**Task to carry out:** Line by line, repeat the material below exactly and skip the images.

--- Material shown Enclosed Below ---

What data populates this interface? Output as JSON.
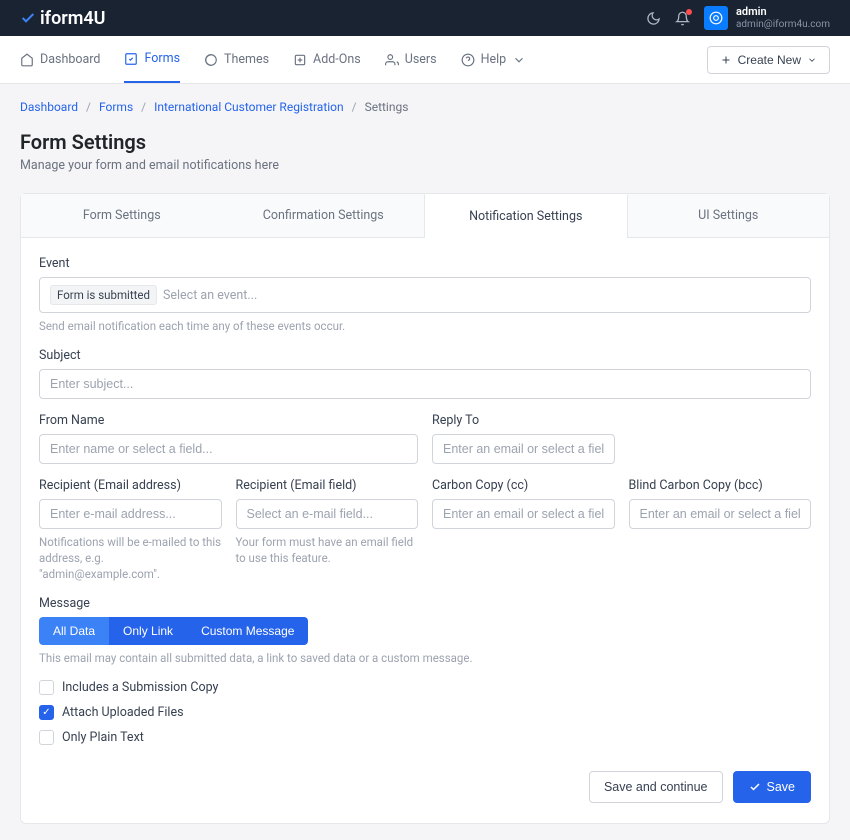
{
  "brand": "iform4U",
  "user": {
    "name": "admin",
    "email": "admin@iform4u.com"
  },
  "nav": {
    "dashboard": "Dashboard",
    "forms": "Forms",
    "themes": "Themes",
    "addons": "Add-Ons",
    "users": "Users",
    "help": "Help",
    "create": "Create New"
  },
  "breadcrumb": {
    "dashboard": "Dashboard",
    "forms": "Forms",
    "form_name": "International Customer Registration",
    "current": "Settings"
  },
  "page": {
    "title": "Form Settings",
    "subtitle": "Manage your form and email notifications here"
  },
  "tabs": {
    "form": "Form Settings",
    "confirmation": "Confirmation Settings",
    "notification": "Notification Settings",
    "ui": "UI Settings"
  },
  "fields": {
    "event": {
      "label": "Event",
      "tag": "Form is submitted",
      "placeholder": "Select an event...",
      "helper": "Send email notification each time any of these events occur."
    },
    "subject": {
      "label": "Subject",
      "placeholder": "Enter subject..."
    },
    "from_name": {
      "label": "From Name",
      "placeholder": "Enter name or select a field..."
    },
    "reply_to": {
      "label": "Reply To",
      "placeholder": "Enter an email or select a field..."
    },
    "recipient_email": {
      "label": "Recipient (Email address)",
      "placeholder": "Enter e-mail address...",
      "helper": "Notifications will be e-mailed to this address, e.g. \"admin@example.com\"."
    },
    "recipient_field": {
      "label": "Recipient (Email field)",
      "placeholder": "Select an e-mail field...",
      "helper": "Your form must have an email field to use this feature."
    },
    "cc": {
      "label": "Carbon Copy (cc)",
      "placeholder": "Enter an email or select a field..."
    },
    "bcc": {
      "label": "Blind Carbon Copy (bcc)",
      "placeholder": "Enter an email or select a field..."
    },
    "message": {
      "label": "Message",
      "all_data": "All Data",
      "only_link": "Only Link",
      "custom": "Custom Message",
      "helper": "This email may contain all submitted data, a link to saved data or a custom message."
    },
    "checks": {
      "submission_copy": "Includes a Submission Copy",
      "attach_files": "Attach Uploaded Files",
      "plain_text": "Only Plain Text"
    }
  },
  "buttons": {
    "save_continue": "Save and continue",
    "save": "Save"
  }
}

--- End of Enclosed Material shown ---

**Answer space:**
What data populates this interface? Output as JSON.
{
  "brand": "iform4U",
  "user": {
    "name": "admin",
    "email": "admin@iform4u.com"
  },
  "nav": {
    "dashboard": "Dashboard",
    "forms": "Forms",
    "themes": "Themes",
    "addons": "Add-Ons",
    "users": "Users",
    "help": "Help",
    "create": "Create New"
  },
  "breadcrumb": {
    "dashboard": "Dashboard",
    "forms": "Forms",
    "form_name": "International Customer Registration",
    "current": "Settings"
  },
  "page": {
    "title": "Form Settings",
    "subtitle": "Manage your form and email notifications here"
  },
  "tabs": {
    "form": "Form Settings",
    "confirmation": "Confirmation Settings",
    "notification": "Notification Settings",
    "ui": "UI Settings"
  },
  "fields": {
    "event": {
      "label": "Event",
      "tag": "Form is submitted",
      "placeholder": "Select an event...",
      "helper": "Send email notification each time any of these events occur."
    },
    "subject": {
      "label": "Subject",
      "placeholder": "Enter subject..."
    },
    "from_name": {
      "label": "From Name",
      "placeholder": "Enter name or select a field..."
    },
    "reply_to": {
      "label": "Reply To",
      "placeholder": "Enter an email or select a field..."
    },
    "recipient_email": {
      "label": "Recipient (Email address)",
      "placeholder": "Enter e-mail address...",
      "helper": "Notifications will be e-mailed to this address, e.g. \"admin@example.com\"."
    },
    "recipient_field": {
      "label": "Recipient (Email field)",
      "placeholder": "Select an e-mail field...",
      "helper": "Your form must have an email field to use this feature."
    },
    "cc": {
      "label": "Carbon Copy (cc)",
      "placeholder": "Enter an email or select a field..."
    },
    "bcc": {
      "label": "Blind Carbon Copy (bcc)",
      "placeholder": "Enter an email or select a field..."
    },
    "message": {
      "label": "Message",
      "all_data": "All Data",
      "only_link": "Only Link",
      "custom": "Custom Message",
      "helper": "This email may contain all submitted data, a link to saved data or a custom message."
    },
    "checks": {
      "submission_copy": "Includes a Submission Copy",
      "attach_files": "Attach Uploaded Files",
      "plain_text": "Only Plain Text"
    }
  },
  "buttons": {
    "save_continue": "Save and continue",
    "save": "Save"
  }
}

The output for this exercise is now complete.